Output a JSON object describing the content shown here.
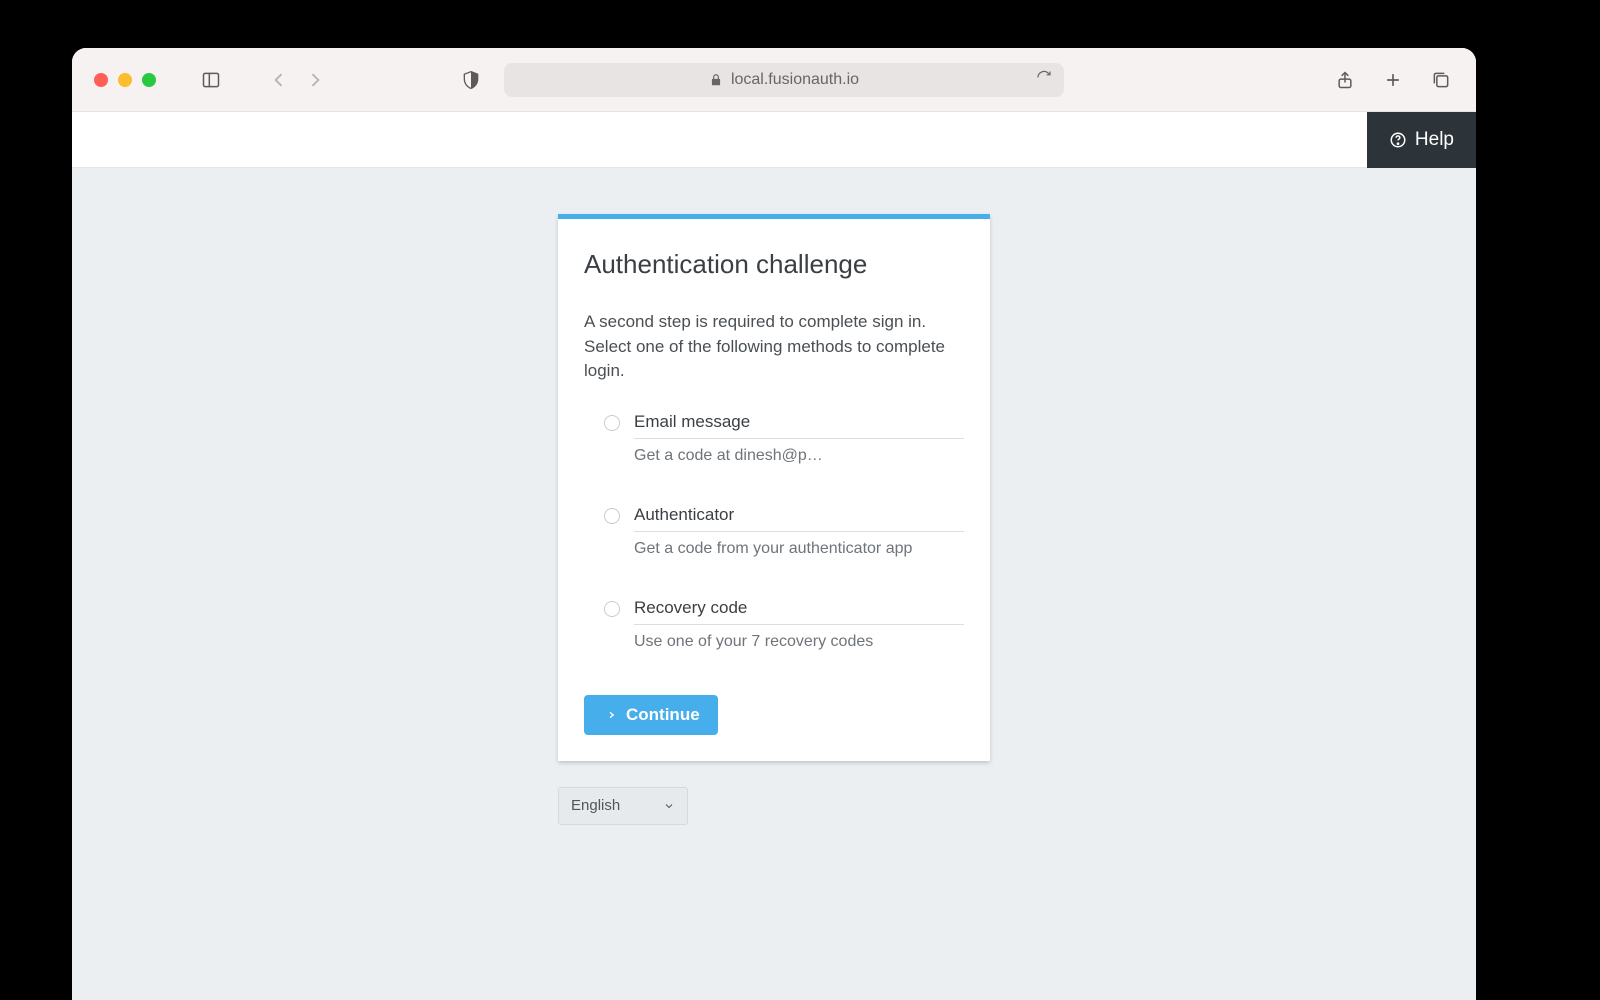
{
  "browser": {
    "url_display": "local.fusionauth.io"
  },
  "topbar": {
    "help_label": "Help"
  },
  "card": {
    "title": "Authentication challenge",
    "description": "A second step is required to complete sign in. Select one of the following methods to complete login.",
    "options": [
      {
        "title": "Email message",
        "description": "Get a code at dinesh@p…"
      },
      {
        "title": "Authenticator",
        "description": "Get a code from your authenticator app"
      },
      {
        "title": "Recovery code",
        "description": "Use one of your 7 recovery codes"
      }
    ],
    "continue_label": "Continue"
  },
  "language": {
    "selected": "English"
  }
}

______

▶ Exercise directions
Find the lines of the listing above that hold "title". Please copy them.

▶ Expected answer
    "title": "Authentication challenge",
        "title": "Email message",
        "title": "Authenticator",
        "title": "Recovery code",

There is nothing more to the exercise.